• AIM OF THE TASK
Reproduce the records below in their entirety, exactly as shown.

• RECORDED DATA
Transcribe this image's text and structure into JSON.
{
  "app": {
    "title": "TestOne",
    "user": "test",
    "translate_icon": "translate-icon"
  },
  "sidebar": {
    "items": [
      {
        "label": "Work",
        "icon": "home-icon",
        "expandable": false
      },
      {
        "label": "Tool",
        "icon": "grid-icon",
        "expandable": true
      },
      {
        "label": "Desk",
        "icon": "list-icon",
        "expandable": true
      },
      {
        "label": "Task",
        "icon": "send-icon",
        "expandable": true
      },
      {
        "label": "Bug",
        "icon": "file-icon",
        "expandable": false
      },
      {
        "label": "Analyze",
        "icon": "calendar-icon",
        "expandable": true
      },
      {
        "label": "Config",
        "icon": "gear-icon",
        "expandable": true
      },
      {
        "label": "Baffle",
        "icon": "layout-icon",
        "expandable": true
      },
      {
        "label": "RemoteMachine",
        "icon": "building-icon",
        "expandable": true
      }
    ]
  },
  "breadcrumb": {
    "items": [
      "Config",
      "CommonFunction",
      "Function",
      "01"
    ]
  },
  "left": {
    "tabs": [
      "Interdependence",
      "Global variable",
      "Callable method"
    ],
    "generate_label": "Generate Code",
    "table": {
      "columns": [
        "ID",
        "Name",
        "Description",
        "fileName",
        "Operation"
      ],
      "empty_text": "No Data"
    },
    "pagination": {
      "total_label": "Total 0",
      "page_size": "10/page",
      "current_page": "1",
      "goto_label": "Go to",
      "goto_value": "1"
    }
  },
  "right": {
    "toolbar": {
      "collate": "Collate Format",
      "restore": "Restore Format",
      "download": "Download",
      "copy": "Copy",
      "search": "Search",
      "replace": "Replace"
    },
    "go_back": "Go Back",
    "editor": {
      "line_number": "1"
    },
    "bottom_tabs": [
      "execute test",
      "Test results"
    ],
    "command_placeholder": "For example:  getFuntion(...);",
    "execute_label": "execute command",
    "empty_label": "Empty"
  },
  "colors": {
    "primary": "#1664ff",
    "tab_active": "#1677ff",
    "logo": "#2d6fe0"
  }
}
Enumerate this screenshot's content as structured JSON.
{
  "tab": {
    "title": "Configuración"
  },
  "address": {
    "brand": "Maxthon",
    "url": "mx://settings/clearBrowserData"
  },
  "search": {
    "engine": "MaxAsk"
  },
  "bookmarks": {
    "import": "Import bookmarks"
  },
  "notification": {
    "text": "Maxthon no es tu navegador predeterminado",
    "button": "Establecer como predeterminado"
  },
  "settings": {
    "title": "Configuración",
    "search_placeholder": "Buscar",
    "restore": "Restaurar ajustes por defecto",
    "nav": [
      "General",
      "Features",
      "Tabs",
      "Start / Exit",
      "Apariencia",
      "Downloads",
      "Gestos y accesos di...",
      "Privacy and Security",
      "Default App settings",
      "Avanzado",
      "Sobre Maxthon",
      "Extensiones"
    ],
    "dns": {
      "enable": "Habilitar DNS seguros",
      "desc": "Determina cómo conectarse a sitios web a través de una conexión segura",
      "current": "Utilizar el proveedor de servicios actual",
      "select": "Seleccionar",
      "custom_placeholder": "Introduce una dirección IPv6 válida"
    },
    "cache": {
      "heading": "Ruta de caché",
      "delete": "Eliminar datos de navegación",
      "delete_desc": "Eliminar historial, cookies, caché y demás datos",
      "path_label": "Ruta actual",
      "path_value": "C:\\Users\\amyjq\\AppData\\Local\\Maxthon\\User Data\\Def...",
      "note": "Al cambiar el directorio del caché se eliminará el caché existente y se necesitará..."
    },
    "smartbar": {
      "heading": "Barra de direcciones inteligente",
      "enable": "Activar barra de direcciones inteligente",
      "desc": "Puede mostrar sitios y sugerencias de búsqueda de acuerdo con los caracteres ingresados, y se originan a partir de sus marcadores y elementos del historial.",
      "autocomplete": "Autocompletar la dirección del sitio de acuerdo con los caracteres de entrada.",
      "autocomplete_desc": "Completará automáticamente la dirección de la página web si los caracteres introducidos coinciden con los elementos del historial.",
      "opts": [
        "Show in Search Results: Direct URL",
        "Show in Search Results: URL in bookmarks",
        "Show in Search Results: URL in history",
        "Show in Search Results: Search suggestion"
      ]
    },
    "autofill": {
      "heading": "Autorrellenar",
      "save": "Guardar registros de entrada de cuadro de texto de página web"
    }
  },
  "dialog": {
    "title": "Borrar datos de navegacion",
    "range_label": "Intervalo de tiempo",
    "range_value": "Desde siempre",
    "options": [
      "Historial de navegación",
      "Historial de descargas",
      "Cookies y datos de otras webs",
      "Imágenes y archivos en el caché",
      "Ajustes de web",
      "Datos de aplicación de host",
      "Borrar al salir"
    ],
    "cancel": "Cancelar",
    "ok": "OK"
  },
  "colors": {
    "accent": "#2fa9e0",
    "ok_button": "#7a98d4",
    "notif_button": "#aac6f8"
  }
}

• REPLY
Transcribe this image's text and structure into JSON.
{
  "app": {
    "title": "TestOne",
    "user": "test",
    "translate_icon": "translate-icon"
  },
  "sidebar": {
    "items": [
      {
        "label": "Work",
        "icon": "home-icon",
        "expandable": false
      },
      {
        "label": "Tool",
        "icon": "grid-icon",
        "expandable": true
      },
      {
        "label": "Desk",
        "icon": "list-icon",
        "expandable": true
      },
      {
        "label": "Task",
        "icon": "send-icon",
        "expandable": true
      },
      {
        "label": "Bug",
        "icon": "file-icon",
        "expandable": false
      },
      {
        "label": "Analyze",
        "icon": "calendar-icon",
        "expandable": true
      },
      {
        "label": "Config",
        "icon": "gear-icon",
        "expandable": true
      },
      {
        "label": "Baffle",
        "icon": "layout-icon",
        "expandable": true
      },
      {
        "label": "RemoteMachine",
        "icon": "building-icon",
        "expandable": true
      }
    ]
  },
  "breadcrumb": {
    "items": [
      "Config",
      "CommonFunction",
      "Function",
      "01"
    ]
  },
  "left": {
    "tabs": [
      "Interdependence",
      "Global variable",
      "Callable method"
    ],
    "generate_label": "Generate Code",
    "table": {
      "columns": [
        "ID",
        "Name",
        "Description",
        "fileName",
        "Operation"
      ],
      "empty_text": "No Data"
    },
    "pagination": {
      "total_label": "Total 0",
      "page_size": "10/page",
      "current_page": "1",
      "goto_label": "Go to",
      "goto_value": "1"
    }
  },
  "right": {
    "toolbar": {
      "collate": "Collate Format",
      "restore": "Restore Format",
      "download": "Download",
      "copy": "Copy",
      "search": "Search",
      "replace": "Replace"
    },
    "go_back": "Go Back",
    "editor": {
      "line_number": "1"
    },
    "bottom_tabs": [
      "execute test",
      "Test results"
    ],
    "command_placeholder": "For example:  getFuntion(...);",
    "execute_label": "execute command",
    "empty_label": "Empty"
  },
  "colors": {
    "primary": "#1664ff",
    "tab_active": "#1677ff",
    "logo": "#2d6fe0"
  }
}
Enumerate this screenshot's content as structured JSON.
{
  "tab": {
    "title": "Configuración"
  },
  "address": {
    "brand": "Maxthon",
    "url": "mx://settings/clearBrowserData"
  },
  "search": {
    "engine": "MaxAsk"
  },
  "bookmarks": {
    "import": "Import bookmarks"
  },
  "notification": {
    "text": "Maxthon no es tu navegador predeterminado",
    "button": "Establecer como predeterminado"
  },
  "settings": {
    "title": "Configuración",
    "search_placeholder": "Buscar",
    "restore": "Restaurar ajustes por defecto",
    "nav": [
      "General",
      "Features",
      "Tabs",
      "Start / Exit",
      "Apariencia",
      "Downloads",
      "Gestos y accesos di...",
      "Privacy and Security",
      "Default App settings",
      "Avanzado",
      "Sobre Maxthon",
      "Extensiones"
    ],
    "dns": {
      "enable": "Habilitar DNS seguros",
      "desc": "Determina cómo conectarse a sitios web a través de una conexión segura",
      "current": "Utilizar el proveedor de servicios actual",
      "select": "Seleccionar",
      "custom_placeholder": "Introduce una dirección IPv6 válida"
    },
    "cache": {
      "heading": "Ruta de caché",
      "delete": "Eliminar datos de navegación",
      "delete_desc": "Eliminar historial, cookies, caché y demás datos",
      "path_label": "Ruta actual",
      "path_value": "C:\\Users\\amyjq\\AppData\\Local\\Maxthon\\User Data\\Def...",
      "note": "Al cambiar el directorio del caché se eliminará el caché existente y se necesitará..."
    },
    "smartbar": {
      "heading": "Barra de direcciones inteligente",
      "enable": "Activar barra de direcciones inteligente",
      "desc": "Puede mostrar sitios y sugerencias de búsqueda de acuerdo con los caracteres ingresados, y se originan a partir de sus marcadores y elementos del historial.",
      "autocomplete": "Autocompletar la dirección del sitio de acuerdo con los caracteres de entrada.",
      "autocomplete_desc": "Completará automáticamente la dirección de la página web si los caracteres introducidos coinciden con los elementos del historial.",
      "opts": [
        "Show in Search Results: Direct URL",
        "Show in Search Results: URL in bookmarks",
        "Show in Search Results: URL in history",
        "Show in Search Results: Search suggestion"
      ]
    },
    "autofill": {
      "heading": "Autorrellenar",
      "save": "Guardar registros de entrada de cuadro de texto de página web"
    }
  },
  "dialog": {
    "title": "Borrar datos de navegacion",
    "range_label": "Intervalo de tiempo",
    "range_value": "Desde siempre",
    "options": [
      "Historial de navegación",
      "Historial de descargas",
      "Cookies y datos de otras webs",
      "Imágenes y archivos en el caché",
      "Ajustes de web",
      "Datos de aplicación de host",
      "Borrar al salir"
    ],
    "cancel": "Cancelar",
    "ok": "OK"
  },
  "colors": {
    "accent": "#2fa9e0",
    "ok_button": "#7a98d4",
    "notif_button": "#aac6f8"
  }
}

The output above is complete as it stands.